Thomas Babington of Rothley Temple was an English philanthropist and politician. He was a member of the Clapham Sect, alongside more famous abolitionists such as William Wilberforce and Hannah More. An active anti-slavery campaigner, he had reservations about the participation of women associations in the movement.
Thomas Babington Quotes
It is the nature of man to overrate present evil and to underrate present good; to long for what he has not, and to be dissatisfied with what he has.
Temple was a man of the world amongst men of letters, a man of letters amongst men of the world.
Free trade, one of the greatest blessings which a government can confer on a people, is in almost every country unpopular.
That is the best government which desires to make the people happy, and knows how to make them happy.
We see no reason for thinking that the opinions of the magistrate on speculative questions are more likely to be right than those of any other man. None of the modes by which a magistrate is appointed, popular election, the accident of the lot, or the accident of birth, affords, as far as we can perceive, much security for his being wiser than any of his neighbors. The chance of his being wiser than all his neighbors together is still smaller.
The Puritan hated bear-baiting, not because it gave pain to the bear, but because it gave pleasure to the spectators.
It is possible to be below flattery as well as above it.
That wonderful book, while it obtains admiration from the most fastidious critics, is loved by those who are too simple to admire it.
Out of his surname they have coined an epithet for a knave, and out of his Christian name a synonym for the Devil.

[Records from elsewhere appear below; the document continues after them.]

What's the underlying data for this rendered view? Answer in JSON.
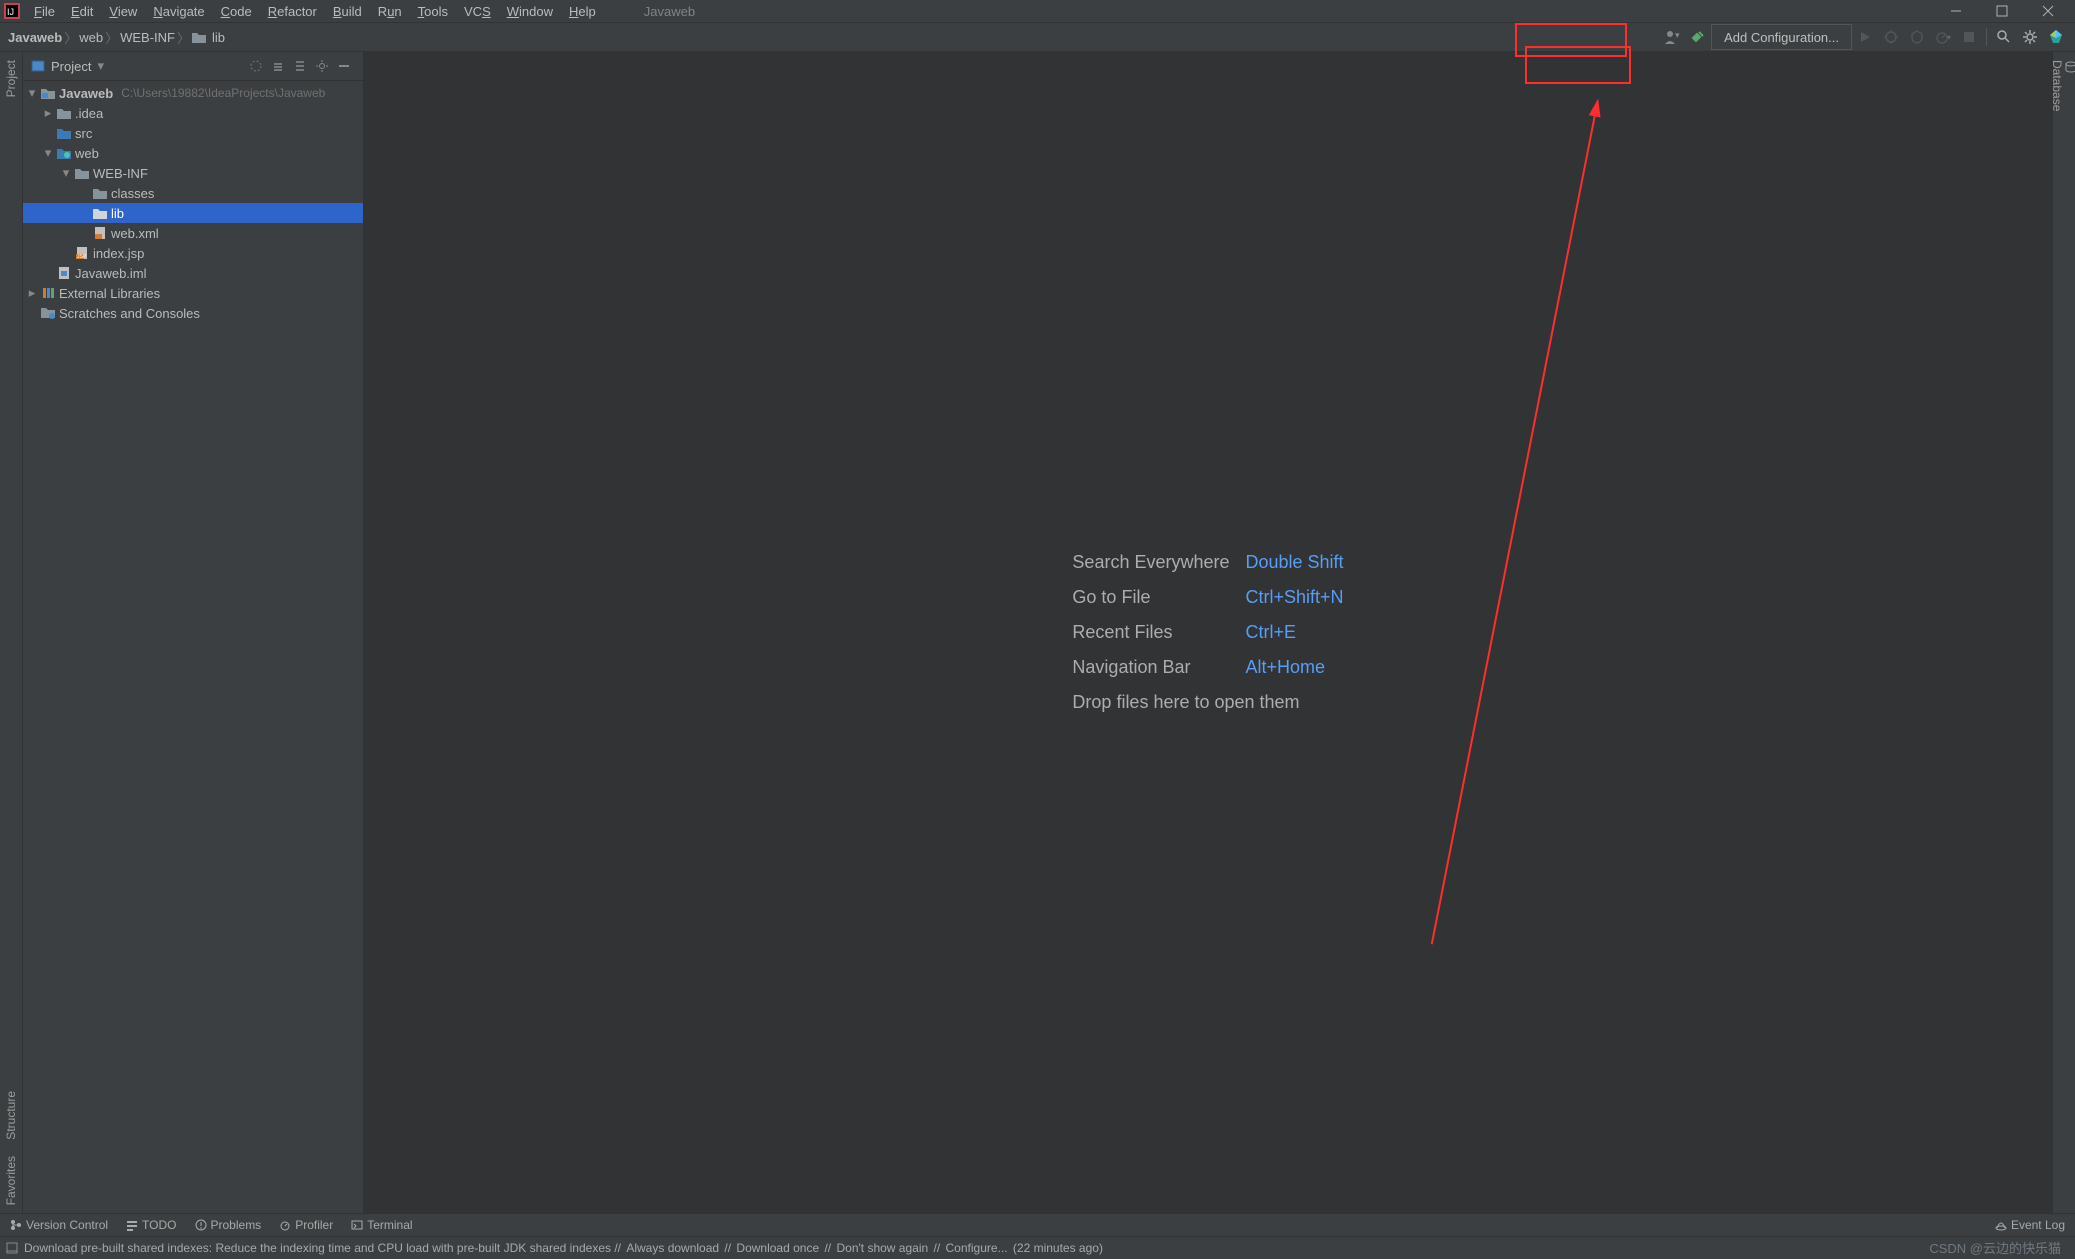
{
  "title": {
    "project": "Javaweb"
  },
  "menu": [
    "File",
    "Edit",
    "View",
    "Navigate",
    "Code",
    "Refactor",
    "Build",
    "Run",
    "Tools",
    "VCS",
    "Window",
    "Help"
  ],
  "breadcrumbs": {
    "items": [
      "Javaweb",
      "web",
      "WEB-INF",
      "lib"
    ]
  },
  "toolbar": {
    "add_config": "Add Configuration..."
  },
  "project_panel": {
    "title": "Project",
    "tree": {
      "root": {
        "name": "Javaweb",
        "path": "C:\\Users\\19882\\IdeaProjects\\Javaweb"
      },
      "idea": ".idea",
      "src": "src",
      "web": "web",
      "webinf": "WEB-INF",
      "classes": "classes",
      "lib": "lib",
      "webxml": "web.xml",
      "indexjsp": "index.jsp",
      "iml": "Javaweb.iml",
      "extlib": "External Libraries",
      "scratches": "Scratches and Consoles"
    }
  },
  "editor_hints": {
    "search": {
      "label": "Search Everywhere",
      "key": "Double Shift"
    },
    "goto": {
      "label": "Go to File",
      "key": "Ctrl+Shift+N"
    },
    "recent": {
      "label": "Recent Files",
      "key": "Ctrl+E"
    },
    "navbar": {
      "label": "Navigation Bar",
      "key": "Alt+Home"
    },
    "drop": "Drop files here to open them"
  },
  "left_tabs": {
    "project": "Project",
    "structure": "Structure",
    "favorites": "Favorites"
  },
  "right_tabs": {
    "database": "Database"
  },
  "bottom_tabs": {
    "vcs": "Version Control",
    "todo": "TODO",
    "problems": "Problems",
    "profiler": "Profiler",
    "terminal": "Terminal",
    "eventlog": "Event Log"
  },
  "status": {
    "prefix": "Download pre-built shared indexes: Reduce the indexing time and CPU load with pre-built JDK shared indexes",
    "l1": "Always download",
    "l2": "Download once",
    "l3": "Don't show again",
    "l4": "Configure...",
    "time": "(22 minutes ago)"
  },
  "watermark": "CSDN @云边的快乐猫"
}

In order that he might rob a neighbour whom he had promised to defend, black men fought on the coast of Coromandel and red men scalped each other by the great lakes of North America.